Dataset rows describing interfaces:
□ □ □ □ □

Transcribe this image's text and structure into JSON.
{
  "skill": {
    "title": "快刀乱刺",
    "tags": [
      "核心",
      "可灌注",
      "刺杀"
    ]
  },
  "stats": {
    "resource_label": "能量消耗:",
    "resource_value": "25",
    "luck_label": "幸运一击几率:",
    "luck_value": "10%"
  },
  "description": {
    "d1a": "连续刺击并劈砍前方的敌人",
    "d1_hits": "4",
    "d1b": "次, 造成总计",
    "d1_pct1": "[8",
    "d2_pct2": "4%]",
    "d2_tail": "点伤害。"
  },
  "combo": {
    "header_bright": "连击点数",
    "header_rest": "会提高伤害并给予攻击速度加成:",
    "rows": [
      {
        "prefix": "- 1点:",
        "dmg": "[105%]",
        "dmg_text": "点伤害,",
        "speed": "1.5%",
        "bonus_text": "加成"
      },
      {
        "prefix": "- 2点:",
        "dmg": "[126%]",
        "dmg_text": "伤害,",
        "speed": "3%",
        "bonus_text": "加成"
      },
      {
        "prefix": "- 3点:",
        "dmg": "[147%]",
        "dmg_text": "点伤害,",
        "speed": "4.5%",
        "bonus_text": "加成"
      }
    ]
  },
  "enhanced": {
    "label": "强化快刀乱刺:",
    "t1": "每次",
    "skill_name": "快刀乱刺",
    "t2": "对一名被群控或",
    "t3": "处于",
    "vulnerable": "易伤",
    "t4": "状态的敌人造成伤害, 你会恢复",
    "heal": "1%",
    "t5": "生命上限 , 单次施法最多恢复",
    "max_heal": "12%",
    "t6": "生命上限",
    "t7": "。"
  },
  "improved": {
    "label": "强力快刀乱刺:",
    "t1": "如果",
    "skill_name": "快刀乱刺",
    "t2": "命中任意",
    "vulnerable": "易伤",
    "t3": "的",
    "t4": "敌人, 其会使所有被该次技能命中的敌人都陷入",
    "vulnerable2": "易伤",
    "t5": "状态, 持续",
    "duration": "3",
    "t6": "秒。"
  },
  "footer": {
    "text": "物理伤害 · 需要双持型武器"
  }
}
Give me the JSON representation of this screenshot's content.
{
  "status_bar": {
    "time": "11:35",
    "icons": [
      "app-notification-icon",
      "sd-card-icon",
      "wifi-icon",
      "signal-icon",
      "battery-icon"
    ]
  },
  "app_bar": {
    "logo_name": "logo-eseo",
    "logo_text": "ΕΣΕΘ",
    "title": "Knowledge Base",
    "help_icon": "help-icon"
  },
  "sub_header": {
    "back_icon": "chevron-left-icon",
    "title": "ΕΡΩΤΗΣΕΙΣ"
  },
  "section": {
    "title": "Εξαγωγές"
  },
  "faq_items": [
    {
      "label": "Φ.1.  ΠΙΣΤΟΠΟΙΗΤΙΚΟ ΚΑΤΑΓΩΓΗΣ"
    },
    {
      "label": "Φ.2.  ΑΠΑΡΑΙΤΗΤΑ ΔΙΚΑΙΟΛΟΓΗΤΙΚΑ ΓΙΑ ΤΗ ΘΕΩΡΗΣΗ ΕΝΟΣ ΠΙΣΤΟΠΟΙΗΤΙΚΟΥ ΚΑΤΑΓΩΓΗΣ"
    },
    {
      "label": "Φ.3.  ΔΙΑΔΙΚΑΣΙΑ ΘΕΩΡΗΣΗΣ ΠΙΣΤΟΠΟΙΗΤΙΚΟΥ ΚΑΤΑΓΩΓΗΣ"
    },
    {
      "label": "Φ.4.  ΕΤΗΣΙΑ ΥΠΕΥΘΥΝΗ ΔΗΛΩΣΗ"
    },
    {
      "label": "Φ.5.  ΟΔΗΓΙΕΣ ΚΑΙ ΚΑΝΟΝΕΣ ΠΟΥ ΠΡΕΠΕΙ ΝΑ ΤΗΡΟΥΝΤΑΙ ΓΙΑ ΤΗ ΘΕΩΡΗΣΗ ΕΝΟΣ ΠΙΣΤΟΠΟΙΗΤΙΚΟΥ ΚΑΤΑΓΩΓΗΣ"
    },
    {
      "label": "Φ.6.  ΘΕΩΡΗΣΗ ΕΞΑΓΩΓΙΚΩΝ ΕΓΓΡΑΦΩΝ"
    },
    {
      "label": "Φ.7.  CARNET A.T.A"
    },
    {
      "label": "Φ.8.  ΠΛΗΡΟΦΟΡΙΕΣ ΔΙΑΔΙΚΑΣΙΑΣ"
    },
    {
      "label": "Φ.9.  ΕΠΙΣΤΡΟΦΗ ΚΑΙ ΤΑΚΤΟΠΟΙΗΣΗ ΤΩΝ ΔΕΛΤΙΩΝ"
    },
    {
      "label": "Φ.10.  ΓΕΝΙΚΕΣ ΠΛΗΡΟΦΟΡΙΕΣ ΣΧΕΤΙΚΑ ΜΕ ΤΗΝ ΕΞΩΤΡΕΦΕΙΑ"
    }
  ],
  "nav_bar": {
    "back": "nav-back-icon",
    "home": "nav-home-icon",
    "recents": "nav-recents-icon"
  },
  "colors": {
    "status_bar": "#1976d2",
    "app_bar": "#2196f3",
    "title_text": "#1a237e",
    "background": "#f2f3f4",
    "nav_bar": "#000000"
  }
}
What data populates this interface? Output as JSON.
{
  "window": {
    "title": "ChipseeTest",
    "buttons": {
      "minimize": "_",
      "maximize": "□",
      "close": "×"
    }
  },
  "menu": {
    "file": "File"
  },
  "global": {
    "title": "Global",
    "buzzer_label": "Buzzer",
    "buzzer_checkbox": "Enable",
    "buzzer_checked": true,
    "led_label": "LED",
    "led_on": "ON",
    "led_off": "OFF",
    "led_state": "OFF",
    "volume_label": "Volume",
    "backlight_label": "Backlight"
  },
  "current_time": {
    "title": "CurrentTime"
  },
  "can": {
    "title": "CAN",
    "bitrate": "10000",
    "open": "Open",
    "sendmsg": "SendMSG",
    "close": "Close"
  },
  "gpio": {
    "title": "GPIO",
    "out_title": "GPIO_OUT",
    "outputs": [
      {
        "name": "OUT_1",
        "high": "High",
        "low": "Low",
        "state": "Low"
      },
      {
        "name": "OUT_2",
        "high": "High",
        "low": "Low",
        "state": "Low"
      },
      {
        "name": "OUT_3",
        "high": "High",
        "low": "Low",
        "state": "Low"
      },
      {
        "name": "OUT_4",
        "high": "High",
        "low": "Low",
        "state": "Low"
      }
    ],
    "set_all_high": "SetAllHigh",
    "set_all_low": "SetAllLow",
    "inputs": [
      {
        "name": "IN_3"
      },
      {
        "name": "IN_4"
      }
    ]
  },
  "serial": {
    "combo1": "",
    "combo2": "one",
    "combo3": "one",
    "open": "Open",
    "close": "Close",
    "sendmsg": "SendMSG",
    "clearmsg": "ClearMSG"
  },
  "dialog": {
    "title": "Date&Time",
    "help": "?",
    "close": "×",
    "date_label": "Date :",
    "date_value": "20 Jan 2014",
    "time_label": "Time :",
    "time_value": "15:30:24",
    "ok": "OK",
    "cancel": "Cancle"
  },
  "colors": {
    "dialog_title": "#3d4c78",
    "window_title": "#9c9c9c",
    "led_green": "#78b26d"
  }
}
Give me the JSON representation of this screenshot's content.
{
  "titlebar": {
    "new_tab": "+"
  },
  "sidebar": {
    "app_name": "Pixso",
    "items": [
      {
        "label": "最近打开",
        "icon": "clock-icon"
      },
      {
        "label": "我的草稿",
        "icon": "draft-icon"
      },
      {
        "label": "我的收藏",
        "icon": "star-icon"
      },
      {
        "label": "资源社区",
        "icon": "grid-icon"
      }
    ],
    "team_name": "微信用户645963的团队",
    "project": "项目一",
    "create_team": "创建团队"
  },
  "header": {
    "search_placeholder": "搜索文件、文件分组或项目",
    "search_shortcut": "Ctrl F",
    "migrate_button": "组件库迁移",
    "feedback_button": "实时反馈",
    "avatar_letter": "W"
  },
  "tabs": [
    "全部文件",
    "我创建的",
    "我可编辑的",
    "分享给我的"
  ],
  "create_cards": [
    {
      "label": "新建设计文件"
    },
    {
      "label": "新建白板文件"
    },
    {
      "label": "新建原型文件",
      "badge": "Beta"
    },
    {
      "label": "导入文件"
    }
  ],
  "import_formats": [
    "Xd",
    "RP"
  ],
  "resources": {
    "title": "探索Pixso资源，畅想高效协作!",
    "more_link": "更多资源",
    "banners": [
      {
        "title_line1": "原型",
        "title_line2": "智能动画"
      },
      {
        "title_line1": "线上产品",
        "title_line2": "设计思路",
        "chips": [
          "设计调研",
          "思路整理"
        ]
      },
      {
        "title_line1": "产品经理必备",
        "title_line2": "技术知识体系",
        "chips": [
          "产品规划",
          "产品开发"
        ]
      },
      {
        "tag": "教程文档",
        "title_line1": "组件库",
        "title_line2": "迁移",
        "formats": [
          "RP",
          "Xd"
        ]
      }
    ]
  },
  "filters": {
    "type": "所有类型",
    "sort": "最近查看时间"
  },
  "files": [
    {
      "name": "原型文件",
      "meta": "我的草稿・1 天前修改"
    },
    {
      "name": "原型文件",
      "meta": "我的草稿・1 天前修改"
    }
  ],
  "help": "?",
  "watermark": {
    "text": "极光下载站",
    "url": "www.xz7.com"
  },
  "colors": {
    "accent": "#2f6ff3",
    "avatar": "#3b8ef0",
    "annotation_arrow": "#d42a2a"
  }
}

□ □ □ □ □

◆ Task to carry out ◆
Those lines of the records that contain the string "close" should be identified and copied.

◆ Written reply ◆
      "close": "×"
    "close": "Close"
    "close": "Close",
    "close": "×",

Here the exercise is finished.